# run
$ casa --pipeline -c
# run rebase_and_image script
# output files will be found in ../rebase
$ casa -c ../products/

Appendix: Solutions of Known Weblog Display Problem

Solution 1: Launch http server

When you encounter a problem when opening the weblog, you should consider launching http server at localhost. If you have python or CASA the following command launches http server.

python3 -m http.server --bind localhost 8000

By default, the current directory, where the above command is executed, will become the root path so that, if the weblog is located at ./relative/path/to/weblog/html/index.html, you can access the weblog with http://localhost:8000/relative/path/to/weblog/html/index.html. If current directory is not preferable, you can specify the root path via --directory option.

Alternatively, Pipeline task, h_weblog, does above for you. Invoke casa with --pipeline option at working directory and execute the task as shown below.


Solution 2: Lower browser security

Otherwise, you need to change the browser setting as described below. Note that these settings lower the browser security so you may need to revert the setting when you access external website.

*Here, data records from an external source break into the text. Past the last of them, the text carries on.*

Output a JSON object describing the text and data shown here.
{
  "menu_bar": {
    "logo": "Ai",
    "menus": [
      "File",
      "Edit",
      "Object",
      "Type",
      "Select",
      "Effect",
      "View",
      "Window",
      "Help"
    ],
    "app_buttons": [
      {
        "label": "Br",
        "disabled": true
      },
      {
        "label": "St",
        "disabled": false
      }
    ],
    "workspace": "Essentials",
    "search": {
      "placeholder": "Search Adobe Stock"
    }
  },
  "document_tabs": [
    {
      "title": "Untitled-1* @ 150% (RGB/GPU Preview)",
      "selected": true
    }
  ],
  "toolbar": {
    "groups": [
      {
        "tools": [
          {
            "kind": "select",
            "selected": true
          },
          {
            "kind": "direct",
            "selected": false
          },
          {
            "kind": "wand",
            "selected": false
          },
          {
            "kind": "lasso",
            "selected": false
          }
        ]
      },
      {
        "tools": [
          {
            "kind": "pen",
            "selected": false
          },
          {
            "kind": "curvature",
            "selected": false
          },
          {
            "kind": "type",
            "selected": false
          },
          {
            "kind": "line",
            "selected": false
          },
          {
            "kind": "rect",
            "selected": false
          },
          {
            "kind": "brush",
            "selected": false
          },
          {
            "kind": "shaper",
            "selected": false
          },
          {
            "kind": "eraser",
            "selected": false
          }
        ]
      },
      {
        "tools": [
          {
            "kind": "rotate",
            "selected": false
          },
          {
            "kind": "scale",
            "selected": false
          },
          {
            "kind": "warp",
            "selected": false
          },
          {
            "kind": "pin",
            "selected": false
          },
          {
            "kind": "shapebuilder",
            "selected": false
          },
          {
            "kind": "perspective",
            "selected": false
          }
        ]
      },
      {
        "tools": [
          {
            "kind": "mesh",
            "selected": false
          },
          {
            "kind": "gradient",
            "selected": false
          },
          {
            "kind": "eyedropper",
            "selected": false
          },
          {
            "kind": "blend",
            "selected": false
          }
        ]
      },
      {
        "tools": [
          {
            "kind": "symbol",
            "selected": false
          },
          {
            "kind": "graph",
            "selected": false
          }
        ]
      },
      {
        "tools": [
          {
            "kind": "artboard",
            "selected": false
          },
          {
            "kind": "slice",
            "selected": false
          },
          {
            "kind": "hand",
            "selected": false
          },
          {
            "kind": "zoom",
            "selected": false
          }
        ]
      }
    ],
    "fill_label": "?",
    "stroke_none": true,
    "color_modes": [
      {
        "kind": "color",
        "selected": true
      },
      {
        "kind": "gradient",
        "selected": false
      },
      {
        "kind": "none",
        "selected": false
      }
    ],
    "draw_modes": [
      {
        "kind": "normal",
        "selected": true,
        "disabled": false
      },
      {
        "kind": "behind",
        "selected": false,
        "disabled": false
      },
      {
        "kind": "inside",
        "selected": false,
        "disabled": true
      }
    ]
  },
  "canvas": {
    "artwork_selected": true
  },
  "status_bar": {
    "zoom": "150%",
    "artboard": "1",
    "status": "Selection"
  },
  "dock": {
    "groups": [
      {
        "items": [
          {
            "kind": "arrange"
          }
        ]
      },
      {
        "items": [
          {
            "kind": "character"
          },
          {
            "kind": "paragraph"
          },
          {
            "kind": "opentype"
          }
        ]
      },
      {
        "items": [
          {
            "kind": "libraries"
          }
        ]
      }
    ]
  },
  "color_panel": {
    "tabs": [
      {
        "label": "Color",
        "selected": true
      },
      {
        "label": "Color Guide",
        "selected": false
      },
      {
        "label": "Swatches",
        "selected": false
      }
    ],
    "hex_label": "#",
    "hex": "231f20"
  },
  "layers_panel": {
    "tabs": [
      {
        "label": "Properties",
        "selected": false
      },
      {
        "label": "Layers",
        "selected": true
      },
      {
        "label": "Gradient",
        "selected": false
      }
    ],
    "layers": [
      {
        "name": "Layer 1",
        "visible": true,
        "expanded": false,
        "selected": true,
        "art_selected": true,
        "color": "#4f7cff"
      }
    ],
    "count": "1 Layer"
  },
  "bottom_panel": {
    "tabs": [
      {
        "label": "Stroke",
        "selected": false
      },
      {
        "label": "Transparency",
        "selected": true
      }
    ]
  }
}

Navigate to about:config and search for the privacy.file_unique_origin preference. Change the preference value to false.


Open Safari preferences, navigate to Advanced tab and check the Show Develop in menu bar option. From the new Develop menu option now visible at the top of the screen, select Disable Local File Restriction.


The --disable-web-security and --user-data-dir command line arguments must passed to Chrome via the command line. For example, on MacOS start Chrome like this:

/Applications/ --disable-web-security --user-data-dir=~/tmp